BEGIN Material provided

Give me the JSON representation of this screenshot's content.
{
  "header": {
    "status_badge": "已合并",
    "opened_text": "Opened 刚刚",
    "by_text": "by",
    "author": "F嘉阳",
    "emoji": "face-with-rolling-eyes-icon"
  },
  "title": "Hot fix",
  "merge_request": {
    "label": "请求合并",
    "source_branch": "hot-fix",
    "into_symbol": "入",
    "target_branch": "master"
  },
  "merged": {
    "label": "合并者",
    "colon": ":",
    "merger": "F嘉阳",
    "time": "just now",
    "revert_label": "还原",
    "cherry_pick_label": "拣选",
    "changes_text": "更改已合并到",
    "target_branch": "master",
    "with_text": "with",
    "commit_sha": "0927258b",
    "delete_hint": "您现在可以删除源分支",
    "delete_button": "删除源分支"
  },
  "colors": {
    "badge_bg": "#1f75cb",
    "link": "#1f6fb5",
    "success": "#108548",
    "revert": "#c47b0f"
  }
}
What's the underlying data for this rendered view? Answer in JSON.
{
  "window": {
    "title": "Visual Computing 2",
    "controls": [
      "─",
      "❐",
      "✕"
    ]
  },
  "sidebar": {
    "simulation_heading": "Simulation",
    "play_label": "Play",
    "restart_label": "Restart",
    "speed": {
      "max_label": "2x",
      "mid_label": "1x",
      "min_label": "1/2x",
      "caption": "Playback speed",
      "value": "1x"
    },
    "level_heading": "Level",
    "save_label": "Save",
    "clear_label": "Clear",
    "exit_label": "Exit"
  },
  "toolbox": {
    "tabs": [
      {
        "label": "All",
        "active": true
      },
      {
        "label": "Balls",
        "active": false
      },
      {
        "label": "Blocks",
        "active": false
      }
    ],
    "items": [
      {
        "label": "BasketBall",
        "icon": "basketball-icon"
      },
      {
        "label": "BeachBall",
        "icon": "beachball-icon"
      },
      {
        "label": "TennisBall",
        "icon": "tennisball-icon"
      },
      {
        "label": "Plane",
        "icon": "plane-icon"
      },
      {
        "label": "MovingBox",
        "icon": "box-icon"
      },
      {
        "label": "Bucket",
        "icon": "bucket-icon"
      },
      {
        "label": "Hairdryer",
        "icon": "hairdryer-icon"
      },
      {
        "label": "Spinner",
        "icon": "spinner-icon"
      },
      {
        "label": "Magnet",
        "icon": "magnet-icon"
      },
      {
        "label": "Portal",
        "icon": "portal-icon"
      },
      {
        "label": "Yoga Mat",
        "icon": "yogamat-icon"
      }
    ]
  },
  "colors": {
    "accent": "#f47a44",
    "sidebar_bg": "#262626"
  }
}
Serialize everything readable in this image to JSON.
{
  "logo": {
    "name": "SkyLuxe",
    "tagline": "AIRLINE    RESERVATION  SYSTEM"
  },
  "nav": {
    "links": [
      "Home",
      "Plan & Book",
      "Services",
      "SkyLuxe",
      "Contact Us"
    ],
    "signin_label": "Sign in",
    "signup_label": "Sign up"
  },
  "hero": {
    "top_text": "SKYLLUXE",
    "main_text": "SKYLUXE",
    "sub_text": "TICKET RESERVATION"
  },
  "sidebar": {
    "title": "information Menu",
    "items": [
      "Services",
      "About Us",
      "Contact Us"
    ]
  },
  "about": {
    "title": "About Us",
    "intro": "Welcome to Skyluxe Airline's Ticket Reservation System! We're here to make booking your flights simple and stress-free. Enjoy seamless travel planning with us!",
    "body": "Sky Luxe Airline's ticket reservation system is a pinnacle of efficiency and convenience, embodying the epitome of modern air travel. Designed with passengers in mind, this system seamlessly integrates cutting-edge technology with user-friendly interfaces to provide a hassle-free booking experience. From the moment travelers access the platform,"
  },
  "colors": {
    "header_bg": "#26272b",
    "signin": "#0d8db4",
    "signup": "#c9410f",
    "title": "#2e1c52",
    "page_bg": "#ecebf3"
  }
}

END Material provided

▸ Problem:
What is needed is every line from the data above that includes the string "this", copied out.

▸ Task response:
Give me the JSON representation of this screenshot's content.
What's the underlying data for this rendered view? Answer in JSON.
Serialize everything readable in this image to JSON.
    "body": "Sky Luxe Airline's ticket reservation system is a pinnacle of efficiency and convenience, embodying the epitome of modern air travel. Designed with passengers in mind, this system seamlessly integrates cutting-edge technology with user-friendly interfaces to provide a hassle-free booking experience. From the moment travelers access the platform,"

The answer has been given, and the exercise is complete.